Mental distress spikes among Israeli teens – WHO study

Science and Health

More Israeli adolescents are experiencing mental distress on a daily basis and fewer are experimenting with cannabis, while tobacco use and binge drinking are on the rise, according to a new World Health Organization (WHO) Health Behavior in School-aged Children (HBSC) study conducted by Prof. Yossi Harel-Fisch and his research team at the Faculty of Education at Bar-Ilan University (BIU).

In addition, social media use and screen addiction have increased, which may impact adolescent well-being, said the researchers who worked in collaboration with the Health and Education Ministries.  The team said the data are being used to implement intensive evidence-based school strategies to improve adolescent well-being and promote healthy behaviors in Israel. 

The WHO collaborative cross-national study of adolescent health and well-being – carried out in schools – is undertaken every four years using a questionnaire for 11, 13, and 15-year-olds.

The first HBSC survey was conducted in 1983–1984 in five countries. The study has now grown to include 50 countries and regions across Europe and North America, with over 400 researchers in the HBSC international research network. The study is funded at the national level by each of its member countries and regions.

When faced by those who abuse their power, intolerance is the proper response (Illustrative for anger). (credit: Simran Sood/Unsplash)

The HBSC study conducted on Israeli youth investigated shifts in risk behaviors and mental health from the period before the COVID-19 pandemic three years ago to when school and community activities resumed in 2022.   

The pandemic disrupted the lives of adolescents 

Here, as around the world, the pandemic disrupted the lives of children and teens. Measures taken to control the spread of the virus, such as school closures, lockdowns, and social distancing, impacted their daily routines and well-being as they navigated a new normal with restrictions and limited social interactions. 

In 2019, about one-fifth of Israeli teens reported daily psychosomatic symptoms such as feeling low, nervous or having difficulty sleeping. This proportion increased to about 30% in 2022, indicating a significant rise in mental distress following the pandemic that continued even after schools reopened.

The teens also reported feeling disengaged in school, lacking a sense of belonging, or not having support, highlighting pupils’ difficulties in re-adjusting to school after such a long period of closure and social distancing.

There was a decline in their reported (illegal) use of cannabis, with only 6.1% in 2022, compared to 9.2% in 2019 before the pandemic and 9% during the pandemic in 2021. 
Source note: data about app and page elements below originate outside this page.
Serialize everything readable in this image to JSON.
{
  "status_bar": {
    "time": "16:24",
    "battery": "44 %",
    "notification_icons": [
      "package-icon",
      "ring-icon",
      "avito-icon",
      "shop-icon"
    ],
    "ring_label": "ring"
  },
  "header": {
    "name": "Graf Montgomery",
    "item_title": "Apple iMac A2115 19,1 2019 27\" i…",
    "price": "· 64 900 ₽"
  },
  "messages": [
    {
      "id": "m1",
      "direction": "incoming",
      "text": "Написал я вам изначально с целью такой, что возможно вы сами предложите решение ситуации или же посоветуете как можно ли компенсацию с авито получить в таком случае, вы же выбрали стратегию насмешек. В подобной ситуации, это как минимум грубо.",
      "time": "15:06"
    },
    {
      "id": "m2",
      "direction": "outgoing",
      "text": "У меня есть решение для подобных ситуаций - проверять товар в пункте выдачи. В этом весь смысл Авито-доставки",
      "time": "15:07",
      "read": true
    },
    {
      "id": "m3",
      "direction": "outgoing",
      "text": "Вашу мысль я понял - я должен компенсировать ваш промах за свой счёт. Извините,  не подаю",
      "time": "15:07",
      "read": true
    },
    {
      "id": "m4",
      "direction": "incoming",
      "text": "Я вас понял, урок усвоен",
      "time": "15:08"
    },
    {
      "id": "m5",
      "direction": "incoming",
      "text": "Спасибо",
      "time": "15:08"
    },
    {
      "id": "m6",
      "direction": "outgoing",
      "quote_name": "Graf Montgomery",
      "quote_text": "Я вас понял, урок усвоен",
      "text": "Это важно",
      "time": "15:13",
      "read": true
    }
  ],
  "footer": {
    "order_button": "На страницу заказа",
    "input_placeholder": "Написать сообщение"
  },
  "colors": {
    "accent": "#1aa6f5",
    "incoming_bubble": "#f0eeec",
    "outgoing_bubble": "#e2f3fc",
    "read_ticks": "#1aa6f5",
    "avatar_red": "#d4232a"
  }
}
Over the past 20 years, there has been a consistent drop in cigarette smoking among Israeli adolescents, from 33.6% in 1998 to 10.7% in 2019. This decline in prevalence continued into the lockdown period in 2021 to 7.5%, but immediately after social restrictions were lifted and school and community activities resumed in 2022, it rose to 9.2%. 

Binge drinking – consuming five or more alcoholic drinks within a few hours, a behavior that causes drunkenness – is also a growing concern among youth. Since the implementation of the Israeli national alcohol-prevention program between 2010 and 2014, there has reportedly been a consistent decline in binge drinking among Israeli youth, from 20.6% in 2009 to 7% in 2019 before the COVID-19 pandemic.

This downward trend continued until 2021, with only 5% of adolescents reporting binge drinking while social distancing measures were still in place. 

Data from 2022, however, show that after restrictions were lifted, binge drinking increased dramatically to 12.5%. These findings support the assumption that adolescent drinking is linked to social leisure time activities rather than addiction to alcohol, Harel-Fisch said.

“We are concerned since the troubling increase in both cigarette smoking and binge drinking seems to be associated with the resumption of social nightlife activities and the belief that the two years of social distancing can now be ‘compensated’ by embracing the use of tobacco and alcohol as part of renewed social leisure time activities,” said Yossi Harel-Fisch, who is director of BIU’s International Research Institute on Adolescent Well-Being and Health at Bar-Ilan University in Israel, and Principal Investigator for HBSC Israel. 

Problematic use of social media, which is an indicator of screen addiction, is defined as the extensive use of social media to the extent that it significantly disrupts daily life. Data show that 15.3% of adolescents were classified as problematic social media users in 2022, compared to only 4.3% in 2019. Fortunately, despite the increase in screen addiction, cyberbullying has declined. The study shows a consistent decrease in cyberbullying from 10.4% in 2019 to 7.6% last year.

“This may mean that steps taken by the Child Online Protection Bureau – a joint authority established in 2018 combining law enforcement with education and treatment to ensure the safety of children and teens online – were not adversely affected by the increased exposure to the Internet during the pandemic and continue to bear fruit even in the post-pandemic period,” he concluded.

The findings have been presented and discussed with Israel government agencies, experts, and decisionmakers and are being used to implement intensive evidence-based school strategies to improve adolescent well-being and promote healthy behaviors in Israel.